Age-related adaptions in the neural control of the human diaphragm muscle

Hudson AL[1, 2], Nguyen DAT[1, 2], Lewis RHC[1, 2, 3], Gandevia SC[1, 2, 3] and Butler JE[1, 2]
1. NeuRA, Sydney, Australia
2. University of New South Wales, Sydney, Australia
3. Prince of Wales Hospital, Sydney, Australia

There are changes in the skeletal, pulmonary and respiratory neuromuscular systems with healthy ageing. A study using a gastro-oesophageal catheter to record EMG reported higher diaphragm EMG during eupnoea in healthy subjects > 50 years, but these measures may be affected by the normalisation process used (1). The definitive method to assess neural drive is the single motor unit technique. Here, to assess age-related changes in neural drive to the diaphragm during eupnoea, EMG was recorded from the costal diaphragm using a monopolar needle electrode in participants from three age groups (n ≥ 7 each): older (65-80 years); middle-aged (43-55 years) and young (23-26 years). In each group, 154, 174, and 110 single motor units, respectively, were discriminated. A mixed effects linear model showed no significant differences between age groups for onset (group range 9.5-10.2 Hz) or peak (14.1-15.0 Hz) discharge frequencies during eupnoea. However, there was delayed onset (by ~10% of inspiratory time; p=0.02) and earlier offset (by ~20% of inspiratory time; p=0.04) of single motor unit activity in the older group. The respiratory parameters during the recordings were similar across groups. The area of motor unit potentials was ~40% larger in the middle-aged and older groups (p<0.02). Therefore, although we found no age-related difference in firing frequencies during eupnoea, there were differences in the timing of motor unit activity in the older group. Changes in motor unit morphology indicate axonal sprouting and re-innervation of diaphragm muscle fibres is associated with ageing, even in middle-aged participants.

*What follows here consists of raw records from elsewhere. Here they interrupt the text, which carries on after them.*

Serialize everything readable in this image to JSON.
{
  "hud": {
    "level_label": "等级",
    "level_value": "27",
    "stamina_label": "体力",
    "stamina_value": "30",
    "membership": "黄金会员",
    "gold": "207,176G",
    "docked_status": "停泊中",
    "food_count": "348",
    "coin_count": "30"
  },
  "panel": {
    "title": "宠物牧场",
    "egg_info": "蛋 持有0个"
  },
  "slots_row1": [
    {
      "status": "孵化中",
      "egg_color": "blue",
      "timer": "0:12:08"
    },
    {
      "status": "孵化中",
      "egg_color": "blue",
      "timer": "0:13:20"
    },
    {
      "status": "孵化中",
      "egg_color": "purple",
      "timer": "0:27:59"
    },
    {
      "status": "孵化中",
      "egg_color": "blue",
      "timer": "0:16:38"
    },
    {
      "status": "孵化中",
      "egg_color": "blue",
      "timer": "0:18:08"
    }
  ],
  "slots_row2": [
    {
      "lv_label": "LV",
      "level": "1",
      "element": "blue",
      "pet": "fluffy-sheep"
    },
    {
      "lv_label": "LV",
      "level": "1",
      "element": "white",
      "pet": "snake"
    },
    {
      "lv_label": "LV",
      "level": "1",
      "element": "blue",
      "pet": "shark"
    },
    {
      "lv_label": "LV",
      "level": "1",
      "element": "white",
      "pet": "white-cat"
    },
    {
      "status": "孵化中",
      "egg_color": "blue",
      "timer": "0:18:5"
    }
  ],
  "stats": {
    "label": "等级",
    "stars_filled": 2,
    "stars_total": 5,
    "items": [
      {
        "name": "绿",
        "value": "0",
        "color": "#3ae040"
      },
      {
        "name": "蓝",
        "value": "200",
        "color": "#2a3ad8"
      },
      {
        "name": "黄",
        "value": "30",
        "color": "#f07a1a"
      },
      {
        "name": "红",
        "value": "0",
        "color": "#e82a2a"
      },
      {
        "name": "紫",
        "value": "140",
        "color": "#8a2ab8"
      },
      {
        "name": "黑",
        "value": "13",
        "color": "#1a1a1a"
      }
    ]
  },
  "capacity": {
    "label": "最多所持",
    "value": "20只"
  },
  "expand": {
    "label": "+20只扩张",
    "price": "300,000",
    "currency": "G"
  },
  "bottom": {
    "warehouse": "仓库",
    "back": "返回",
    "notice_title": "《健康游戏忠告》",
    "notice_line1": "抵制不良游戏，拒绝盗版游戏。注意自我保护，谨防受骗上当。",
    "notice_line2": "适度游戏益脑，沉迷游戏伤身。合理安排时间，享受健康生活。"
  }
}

  1. Jolley CJ, Luo Y-M, Steier J, Reilly C, Seymour J, Lunt A, Ward K, Rafferty GF, Polkey MI & Moxham J. (2009). Neural respiratory drive in healthy subjects and in COPD. European Respiratory Journal 33, 289-297.